Exercise instructions> Restate the records exactly. Include all of them.

Raw data>
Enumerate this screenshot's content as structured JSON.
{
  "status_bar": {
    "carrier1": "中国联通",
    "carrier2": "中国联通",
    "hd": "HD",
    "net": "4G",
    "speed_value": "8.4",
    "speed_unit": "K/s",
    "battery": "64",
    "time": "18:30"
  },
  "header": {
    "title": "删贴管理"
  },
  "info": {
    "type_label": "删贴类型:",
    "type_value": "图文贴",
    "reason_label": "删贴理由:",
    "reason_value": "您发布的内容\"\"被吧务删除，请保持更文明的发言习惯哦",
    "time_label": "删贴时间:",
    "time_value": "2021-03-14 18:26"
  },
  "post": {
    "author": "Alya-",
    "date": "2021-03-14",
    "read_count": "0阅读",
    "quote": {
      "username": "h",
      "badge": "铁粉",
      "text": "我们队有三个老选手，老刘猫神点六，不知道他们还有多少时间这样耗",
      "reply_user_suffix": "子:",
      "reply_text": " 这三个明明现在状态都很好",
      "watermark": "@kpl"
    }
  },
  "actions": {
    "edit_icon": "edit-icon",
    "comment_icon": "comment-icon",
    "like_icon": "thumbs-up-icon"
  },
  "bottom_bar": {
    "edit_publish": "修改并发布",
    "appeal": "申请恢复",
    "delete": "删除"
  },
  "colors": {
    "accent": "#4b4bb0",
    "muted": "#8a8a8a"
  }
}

Solution>
Enumerate this screenshot's content as structured JSON.
{
  "status_bar": {
    "carrier1": "中国联通",
    "carrier2": "中国联通",
    "hd": "HD",
    "net": "4G",
    "speed_value": "8.4",
    "speed_unit": "K/s",
    "battery": "64",
    "time": "18:30"
  },
  "header": {
    "title": "删贴管理"
  },
  "info": {
    "type_label": "删贴类型:",
    "type_value": "图文贴",
    "reason_label": "删贴理由:",
    "reason_value": "您发布的内容\"\"被吧务删除，请保持更文明的发言习惯哦",
    "time_label": "删贴时间:",
    "time_value": "2021-03-14 18:26"
  },
  "post": {
    "author": "Alya-",
    "date": "2021-03-14",
    "read_count": "0阅读",
    "quote": {
      "username": "h",
      "badge": "铁粉",
      "text": "我们队有三个老选手，老刘猫神点六，不知道他们还有多少时间这样耗",
      "reply_user_suffix": "子:",
      "reply_text": " 这三个明明现在状态都很好",
      "watermark": "@kpl"
    }
  },
  "actions": {
    "edit_icon": "edit-icon",
    "comment_icon": "comment-icon",
    "like_icon": "thumbs-up-icon"
  },
  "bottom_bar": {
    "edit_publish": "修改并发布",
    "appeal": "申请恢复",
    "delete": "删除"
  },
  "colors": {
    "accent": "#4b4bb0",
    "muted": "#8a8a8a"
  }
}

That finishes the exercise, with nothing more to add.